  43. Smithers, R. H. N.: 1983, 'The Mammals of the Southern African Subregion', University of Pretoria, Pretoria.Google Scholar
  44. Timberlake, J. K.: 1995, 'Colophospermum Mopane. Annotated Bibliography and Review', 'The Zimbabwe Bulletin of Forestry Research No. 11', Forestry Commission, Harare.Google Scholar
  45. Tyson, P. D. and Lindesay, J. A.: 1992, 'The Climate of the Last 2000 yrs in Southern Africa', The Holocene 2, 271-278.Google Scholar
  46. Tyson, P. D. and Preston-Whyte, R. A.: 2000, 'The Weather and Climate of Southern Africa', Oxford University Press, Cape Town.Google Scholar
  47. Voeten, M.M.and Prins, H. H. T.: 1999, 'Resource Partitioning Between Sympatric Wild and Domestic Herbivores in the Tarangire Region of Tanzania', Oecologia 120, 287-294.CrossRefGoogle Scholar
  48. Voigt, E. A.: 1983, 'Mapungubwe: An Archaeological Interpretation of an Iron Age Community', Transvaal Museum Monograph No. 1,Transvaal Museum, Pretoria.Google Scholar
  49. Walker, B. H.: 1987, 'Determinants of Tropical Savannas', IUBS Monograph Series No. 3.Google Scholar
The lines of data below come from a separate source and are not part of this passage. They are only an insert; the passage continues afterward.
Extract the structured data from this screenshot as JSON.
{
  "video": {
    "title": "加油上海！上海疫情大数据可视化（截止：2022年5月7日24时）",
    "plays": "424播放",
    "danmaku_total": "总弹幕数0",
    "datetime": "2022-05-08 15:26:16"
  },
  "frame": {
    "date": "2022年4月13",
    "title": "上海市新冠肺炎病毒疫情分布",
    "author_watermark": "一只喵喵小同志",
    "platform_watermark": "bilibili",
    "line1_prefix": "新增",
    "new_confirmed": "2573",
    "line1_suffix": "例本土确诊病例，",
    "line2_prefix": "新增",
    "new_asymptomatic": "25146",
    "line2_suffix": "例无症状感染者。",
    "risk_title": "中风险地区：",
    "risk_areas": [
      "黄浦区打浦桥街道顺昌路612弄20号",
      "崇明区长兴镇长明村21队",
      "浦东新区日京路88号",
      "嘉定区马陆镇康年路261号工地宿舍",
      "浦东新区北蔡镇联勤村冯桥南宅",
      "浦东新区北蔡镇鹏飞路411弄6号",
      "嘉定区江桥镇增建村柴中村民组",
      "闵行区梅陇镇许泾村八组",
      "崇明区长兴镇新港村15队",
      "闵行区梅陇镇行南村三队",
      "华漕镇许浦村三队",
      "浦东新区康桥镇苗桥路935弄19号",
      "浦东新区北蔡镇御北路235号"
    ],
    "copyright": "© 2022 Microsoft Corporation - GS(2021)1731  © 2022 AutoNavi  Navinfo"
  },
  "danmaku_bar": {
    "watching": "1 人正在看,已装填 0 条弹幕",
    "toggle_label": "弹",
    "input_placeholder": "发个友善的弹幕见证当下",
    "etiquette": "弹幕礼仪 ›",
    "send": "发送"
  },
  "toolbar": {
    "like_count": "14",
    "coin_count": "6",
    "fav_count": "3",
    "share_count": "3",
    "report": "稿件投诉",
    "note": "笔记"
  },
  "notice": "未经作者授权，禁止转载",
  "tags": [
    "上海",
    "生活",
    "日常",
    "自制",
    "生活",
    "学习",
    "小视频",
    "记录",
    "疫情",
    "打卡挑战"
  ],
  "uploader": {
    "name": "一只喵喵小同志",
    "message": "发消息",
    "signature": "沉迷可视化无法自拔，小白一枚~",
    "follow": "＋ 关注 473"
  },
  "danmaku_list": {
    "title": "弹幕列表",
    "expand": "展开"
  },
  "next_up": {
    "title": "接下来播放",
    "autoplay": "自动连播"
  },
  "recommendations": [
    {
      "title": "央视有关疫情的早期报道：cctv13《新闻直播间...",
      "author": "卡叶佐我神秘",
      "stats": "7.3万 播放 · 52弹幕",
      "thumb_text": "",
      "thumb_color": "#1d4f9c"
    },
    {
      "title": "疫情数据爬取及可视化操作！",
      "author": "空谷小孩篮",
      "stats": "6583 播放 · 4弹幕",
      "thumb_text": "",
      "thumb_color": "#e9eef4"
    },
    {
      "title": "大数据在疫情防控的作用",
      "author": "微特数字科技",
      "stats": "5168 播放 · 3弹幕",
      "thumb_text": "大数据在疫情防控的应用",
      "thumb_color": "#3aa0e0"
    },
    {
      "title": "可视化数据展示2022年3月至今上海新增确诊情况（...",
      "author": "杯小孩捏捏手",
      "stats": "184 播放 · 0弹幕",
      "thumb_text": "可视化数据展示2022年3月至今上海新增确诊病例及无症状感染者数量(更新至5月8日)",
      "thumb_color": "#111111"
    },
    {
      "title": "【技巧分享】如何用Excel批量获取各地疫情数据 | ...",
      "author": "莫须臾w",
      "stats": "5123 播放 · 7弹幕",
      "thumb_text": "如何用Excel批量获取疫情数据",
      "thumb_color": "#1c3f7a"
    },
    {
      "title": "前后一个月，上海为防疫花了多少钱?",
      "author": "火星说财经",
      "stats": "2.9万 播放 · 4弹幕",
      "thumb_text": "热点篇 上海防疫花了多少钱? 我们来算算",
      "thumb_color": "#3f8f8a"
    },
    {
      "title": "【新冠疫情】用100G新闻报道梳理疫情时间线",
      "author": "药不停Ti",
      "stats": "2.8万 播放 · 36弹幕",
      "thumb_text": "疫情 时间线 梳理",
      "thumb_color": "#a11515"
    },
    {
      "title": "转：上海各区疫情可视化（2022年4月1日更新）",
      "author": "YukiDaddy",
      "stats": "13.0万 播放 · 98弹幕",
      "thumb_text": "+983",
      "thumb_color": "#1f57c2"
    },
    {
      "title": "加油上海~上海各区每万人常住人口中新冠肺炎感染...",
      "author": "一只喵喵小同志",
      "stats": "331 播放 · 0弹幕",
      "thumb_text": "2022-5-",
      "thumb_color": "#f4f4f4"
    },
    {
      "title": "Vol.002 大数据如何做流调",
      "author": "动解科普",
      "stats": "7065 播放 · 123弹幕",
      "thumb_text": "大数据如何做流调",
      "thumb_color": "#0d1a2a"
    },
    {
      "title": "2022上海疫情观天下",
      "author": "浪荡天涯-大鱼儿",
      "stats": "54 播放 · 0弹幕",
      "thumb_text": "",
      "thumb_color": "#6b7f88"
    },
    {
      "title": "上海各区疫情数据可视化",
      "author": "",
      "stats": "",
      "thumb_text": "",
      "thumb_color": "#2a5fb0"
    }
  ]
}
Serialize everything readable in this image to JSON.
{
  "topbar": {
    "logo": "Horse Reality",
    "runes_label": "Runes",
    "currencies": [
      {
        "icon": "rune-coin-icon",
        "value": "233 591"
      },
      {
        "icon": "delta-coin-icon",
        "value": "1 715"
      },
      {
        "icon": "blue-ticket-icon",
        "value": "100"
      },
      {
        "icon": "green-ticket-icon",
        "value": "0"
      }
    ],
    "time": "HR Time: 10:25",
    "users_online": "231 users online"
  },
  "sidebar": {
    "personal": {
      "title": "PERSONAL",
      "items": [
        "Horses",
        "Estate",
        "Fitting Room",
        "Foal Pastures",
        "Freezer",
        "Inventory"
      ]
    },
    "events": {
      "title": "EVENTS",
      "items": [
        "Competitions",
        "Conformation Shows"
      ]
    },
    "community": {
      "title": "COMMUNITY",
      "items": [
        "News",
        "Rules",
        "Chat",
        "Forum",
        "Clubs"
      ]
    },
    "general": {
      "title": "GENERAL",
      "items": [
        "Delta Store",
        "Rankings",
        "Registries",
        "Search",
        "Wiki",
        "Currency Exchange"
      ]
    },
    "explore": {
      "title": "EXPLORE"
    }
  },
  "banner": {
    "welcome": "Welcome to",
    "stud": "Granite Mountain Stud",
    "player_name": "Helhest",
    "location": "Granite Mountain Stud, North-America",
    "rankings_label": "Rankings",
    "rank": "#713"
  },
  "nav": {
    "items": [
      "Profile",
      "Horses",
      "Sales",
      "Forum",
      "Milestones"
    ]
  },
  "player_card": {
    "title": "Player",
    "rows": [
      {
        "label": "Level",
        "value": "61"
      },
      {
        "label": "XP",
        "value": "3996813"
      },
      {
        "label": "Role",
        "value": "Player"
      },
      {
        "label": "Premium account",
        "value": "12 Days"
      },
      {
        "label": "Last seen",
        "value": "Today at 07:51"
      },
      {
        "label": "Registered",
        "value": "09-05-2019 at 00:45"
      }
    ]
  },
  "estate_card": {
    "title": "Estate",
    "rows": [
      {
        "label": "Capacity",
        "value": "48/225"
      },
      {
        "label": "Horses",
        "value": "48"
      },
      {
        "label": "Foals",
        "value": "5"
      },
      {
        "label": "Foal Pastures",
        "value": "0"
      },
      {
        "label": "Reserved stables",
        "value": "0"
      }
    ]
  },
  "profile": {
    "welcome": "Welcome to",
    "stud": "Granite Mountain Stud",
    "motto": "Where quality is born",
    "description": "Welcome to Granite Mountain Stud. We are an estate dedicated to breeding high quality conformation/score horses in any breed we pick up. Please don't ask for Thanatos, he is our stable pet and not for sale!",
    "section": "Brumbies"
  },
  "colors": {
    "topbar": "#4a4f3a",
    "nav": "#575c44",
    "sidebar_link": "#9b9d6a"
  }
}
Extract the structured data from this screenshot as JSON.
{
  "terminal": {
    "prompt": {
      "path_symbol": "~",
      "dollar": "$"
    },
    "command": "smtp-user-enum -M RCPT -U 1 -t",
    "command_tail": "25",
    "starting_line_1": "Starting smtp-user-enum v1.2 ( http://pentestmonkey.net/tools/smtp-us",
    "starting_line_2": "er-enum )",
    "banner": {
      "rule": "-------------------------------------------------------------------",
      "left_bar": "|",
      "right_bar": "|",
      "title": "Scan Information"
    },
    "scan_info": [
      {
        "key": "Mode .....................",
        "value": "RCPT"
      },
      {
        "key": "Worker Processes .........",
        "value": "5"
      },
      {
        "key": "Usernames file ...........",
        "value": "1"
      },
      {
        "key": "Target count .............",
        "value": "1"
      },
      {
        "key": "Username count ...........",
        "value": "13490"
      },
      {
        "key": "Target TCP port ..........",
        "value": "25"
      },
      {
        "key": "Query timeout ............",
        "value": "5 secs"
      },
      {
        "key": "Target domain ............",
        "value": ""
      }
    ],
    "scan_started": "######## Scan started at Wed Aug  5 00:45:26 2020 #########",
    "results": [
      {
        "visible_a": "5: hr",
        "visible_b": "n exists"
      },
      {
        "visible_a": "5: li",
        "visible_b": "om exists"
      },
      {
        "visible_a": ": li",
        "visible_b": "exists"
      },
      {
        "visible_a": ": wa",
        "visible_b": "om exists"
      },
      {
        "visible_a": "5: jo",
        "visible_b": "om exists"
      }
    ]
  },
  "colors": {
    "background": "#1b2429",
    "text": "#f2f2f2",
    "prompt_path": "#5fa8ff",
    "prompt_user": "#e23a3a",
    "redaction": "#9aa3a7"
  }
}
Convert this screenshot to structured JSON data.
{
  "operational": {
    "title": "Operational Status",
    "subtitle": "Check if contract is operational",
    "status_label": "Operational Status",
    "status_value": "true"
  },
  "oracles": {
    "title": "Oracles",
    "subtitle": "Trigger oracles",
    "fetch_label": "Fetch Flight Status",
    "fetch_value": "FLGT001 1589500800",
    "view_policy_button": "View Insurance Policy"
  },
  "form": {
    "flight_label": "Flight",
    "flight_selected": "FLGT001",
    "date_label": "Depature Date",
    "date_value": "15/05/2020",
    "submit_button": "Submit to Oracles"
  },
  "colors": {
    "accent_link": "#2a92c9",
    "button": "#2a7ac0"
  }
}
Copyright information

© Kluwer Academic Publishers 2004

Authors and Affiliations

  • T. G. O'connor
    • 1
  • G. A. Kiker
    • 2
  1. 1.Centre for African Ecology, School of A.P.E.S.University of the WitwatersrandSouth Africa
  2. 2.Plant Processes and Effects Team, Environmental LaboratoryCEERD-EP-R, U.S. Army Engineer Research and Development CenterVicksburgU.S.A

Personalised recommendations